Q&A of the week
Taiwan sees solar, wind as ‘flagship’ for its new energy mix
Taiwan’s new government led by President Tsai Ing-wen pushed through legislation, in January 2017, to make the island state free of nuclear power. All nuclear generation is to stop by 2025, and will be replaced partly by renewable energy and partly by gas-fired plants. “We would like to move away from fossil fuels, which accounted for 81% of power generation last year: 45% coal, 32% gas and 4% oils. The plan is to reduce coal’s contribution to 30%, increase power from gas to 50% and get the balance 20% from renewables by 2025,” Chung-Hsien Chen, senior specialist at the Bureau of Energy in Taiwan’s Ministry of Economic Affairs, said in an interview.
That would require a four-fold jump in generation from renewables, mainly from solar and wind. The target is to install 20GW of solar power, 3GW of offshore wind plants and more than 1GW of wind onshore by 2025. And there are some near-term goals too. By June 2018, the island nation plans to have about 2.5GW of solar installed, including a large chunk on rooftops. Renewable energy developers are offered 20-year feed-in tariffs. The highest tariff offered in 2017 is for small onshore wind turbines (28 US cents), followed by small-scale solar systems (19.1 US cents) and offshore wind (18.9 US cents).

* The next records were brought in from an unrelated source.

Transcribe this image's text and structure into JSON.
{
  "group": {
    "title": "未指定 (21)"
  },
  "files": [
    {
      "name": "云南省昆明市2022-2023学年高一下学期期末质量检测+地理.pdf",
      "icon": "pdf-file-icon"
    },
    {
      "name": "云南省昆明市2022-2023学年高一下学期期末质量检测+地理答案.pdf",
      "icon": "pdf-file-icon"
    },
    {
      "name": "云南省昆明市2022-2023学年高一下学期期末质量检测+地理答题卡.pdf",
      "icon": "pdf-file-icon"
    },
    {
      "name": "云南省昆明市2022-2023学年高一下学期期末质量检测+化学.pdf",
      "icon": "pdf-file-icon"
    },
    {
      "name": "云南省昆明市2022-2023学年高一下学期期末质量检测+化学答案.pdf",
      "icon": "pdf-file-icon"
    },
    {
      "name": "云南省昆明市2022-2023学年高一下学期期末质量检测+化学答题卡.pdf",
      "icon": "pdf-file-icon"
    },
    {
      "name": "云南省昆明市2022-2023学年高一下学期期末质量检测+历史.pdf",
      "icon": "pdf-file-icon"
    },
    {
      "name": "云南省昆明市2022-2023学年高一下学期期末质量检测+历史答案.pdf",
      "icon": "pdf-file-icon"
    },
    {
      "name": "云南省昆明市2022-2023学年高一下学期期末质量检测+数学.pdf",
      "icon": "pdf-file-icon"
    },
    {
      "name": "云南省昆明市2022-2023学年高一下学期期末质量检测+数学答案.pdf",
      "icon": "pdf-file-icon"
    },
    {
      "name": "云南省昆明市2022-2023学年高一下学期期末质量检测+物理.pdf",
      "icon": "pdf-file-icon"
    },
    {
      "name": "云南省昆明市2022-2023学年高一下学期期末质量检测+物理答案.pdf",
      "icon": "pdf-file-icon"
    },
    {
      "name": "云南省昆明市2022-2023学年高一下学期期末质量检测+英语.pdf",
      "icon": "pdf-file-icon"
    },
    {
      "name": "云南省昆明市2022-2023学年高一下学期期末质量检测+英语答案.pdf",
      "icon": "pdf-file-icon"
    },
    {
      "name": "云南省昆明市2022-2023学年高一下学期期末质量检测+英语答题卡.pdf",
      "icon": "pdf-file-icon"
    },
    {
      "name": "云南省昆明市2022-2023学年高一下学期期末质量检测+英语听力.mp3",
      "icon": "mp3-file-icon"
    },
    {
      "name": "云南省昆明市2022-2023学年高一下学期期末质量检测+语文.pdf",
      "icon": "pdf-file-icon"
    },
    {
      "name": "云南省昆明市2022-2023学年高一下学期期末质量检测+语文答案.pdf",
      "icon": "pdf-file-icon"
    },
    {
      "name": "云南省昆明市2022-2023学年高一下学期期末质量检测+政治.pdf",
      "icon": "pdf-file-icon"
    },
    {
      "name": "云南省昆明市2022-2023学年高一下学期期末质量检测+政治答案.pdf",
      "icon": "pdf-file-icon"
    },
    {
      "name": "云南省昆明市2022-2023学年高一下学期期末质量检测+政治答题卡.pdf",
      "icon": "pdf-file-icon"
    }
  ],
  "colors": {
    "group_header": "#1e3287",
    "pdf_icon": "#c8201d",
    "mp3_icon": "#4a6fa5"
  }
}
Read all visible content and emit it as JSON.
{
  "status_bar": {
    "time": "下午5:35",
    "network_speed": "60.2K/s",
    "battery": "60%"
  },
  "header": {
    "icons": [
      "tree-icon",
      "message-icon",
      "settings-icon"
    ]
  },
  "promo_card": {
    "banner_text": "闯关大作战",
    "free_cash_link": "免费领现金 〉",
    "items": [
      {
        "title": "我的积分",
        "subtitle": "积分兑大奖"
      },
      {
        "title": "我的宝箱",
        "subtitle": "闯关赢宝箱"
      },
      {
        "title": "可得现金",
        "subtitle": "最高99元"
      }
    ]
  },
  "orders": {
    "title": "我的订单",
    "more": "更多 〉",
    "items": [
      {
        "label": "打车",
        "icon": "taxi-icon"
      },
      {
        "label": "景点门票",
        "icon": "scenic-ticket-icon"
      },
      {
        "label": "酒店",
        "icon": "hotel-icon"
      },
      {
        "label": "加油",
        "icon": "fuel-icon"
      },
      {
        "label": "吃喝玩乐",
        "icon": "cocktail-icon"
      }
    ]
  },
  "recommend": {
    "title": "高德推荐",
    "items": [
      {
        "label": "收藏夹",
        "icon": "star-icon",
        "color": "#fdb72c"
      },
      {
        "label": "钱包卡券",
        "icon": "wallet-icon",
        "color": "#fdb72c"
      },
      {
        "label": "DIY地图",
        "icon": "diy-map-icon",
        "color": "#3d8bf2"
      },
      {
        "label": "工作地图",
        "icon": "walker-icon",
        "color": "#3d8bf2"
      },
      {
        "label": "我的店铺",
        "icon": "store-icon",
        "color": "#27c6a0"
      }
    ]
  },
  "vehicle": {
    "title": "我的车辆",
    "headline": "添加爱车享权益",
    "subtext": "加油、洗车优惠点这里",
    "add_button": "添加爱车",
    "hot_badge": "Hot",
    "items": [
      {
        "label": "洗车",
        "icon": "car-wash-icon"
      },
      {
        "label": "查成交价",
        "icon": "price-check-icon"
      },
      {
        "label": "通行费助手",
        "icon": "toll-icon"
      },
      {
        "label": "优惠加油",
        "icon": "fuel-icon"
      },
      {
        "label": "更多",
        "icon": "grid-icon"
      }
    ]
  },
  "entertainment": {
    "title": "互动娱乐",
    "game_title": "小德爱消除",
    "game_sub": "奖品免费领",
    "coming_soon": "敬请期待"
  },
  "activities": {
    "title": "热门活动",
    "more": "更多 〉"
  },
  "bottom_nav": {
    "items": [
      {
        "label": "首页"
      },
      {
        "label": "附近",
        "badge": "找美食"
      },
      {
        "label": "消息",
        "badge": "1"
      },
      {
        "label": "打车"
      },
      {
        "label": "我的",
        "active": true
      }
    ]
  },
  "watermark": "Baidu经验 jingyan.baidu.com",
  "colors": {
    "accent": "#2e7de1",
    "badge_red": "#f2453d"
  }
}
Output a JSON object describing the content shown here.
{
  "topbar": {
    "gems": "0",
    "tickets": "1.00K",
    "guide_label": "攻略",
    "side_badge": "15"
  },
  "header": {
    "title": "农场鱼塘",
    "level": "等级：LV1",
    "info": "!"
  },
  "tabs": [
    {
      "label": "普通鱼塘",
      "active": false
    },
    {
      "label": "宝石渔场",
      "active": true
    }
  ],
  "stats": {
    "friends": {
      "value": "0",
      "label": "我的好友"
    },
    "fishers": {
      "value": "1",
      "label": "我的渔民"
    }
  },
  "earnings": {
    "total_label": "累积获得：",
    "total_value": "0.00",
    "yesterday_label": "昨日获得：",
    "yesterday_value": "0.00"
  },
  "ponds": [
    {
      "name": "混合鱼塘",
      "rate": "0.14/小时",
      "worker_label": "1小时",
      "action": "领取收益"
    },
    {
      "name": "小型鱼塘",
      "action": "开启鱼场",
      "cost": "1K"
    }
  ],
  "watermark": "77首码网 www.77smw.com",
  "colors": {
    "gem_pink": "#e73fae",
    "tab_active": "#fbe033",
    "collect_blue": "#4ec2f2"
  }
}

In January 2017, Dong Energy and Macquarie Capital bought stakes in the 128MW Formosa I offshore wind project in Taiwan from Swancor Renewable. It is expected to be the island’s first commercial-scale offshore wind project. Dong Energy is also developing four offshore wind sites in the Changhua area, totaling 2GW of planned capacity, a statement from the company said. Construction is proposed to be started in 2021-2024. The following is an extract from the Bloomberg Clean Energy and Carbon Brief. Sign up here.
Q: Taiwan targets over 27GW of renewable energy by 2025, which includes solar installations of 20 GW, and 3GW of offshore wind. Are there any near-term goals?
A: We plan to install 1.5GW of solar by June 2018 [starting from July 2016], of which 910MW will be on rooftops. The government intends to promote solar installations on government buildings, schools, state-owned enterprises and public construction. We are planning amendments to central government laws and local government regulations, to boost such installations.
The government will also conduct a ground-mounted PV program by releasing idle lands from the salt industry, severe subsidence areas, contaminated lands and no longer arable lands. The target is to install 610MW. An interim target for wind will soon be finalised.
Q: Could moving away from nuclear power mean more coal plants?
A: The Taiwanese people had concerns about nuclear safety after the Fukushima nuclear disaster. The people are not in favour of new coal plants either…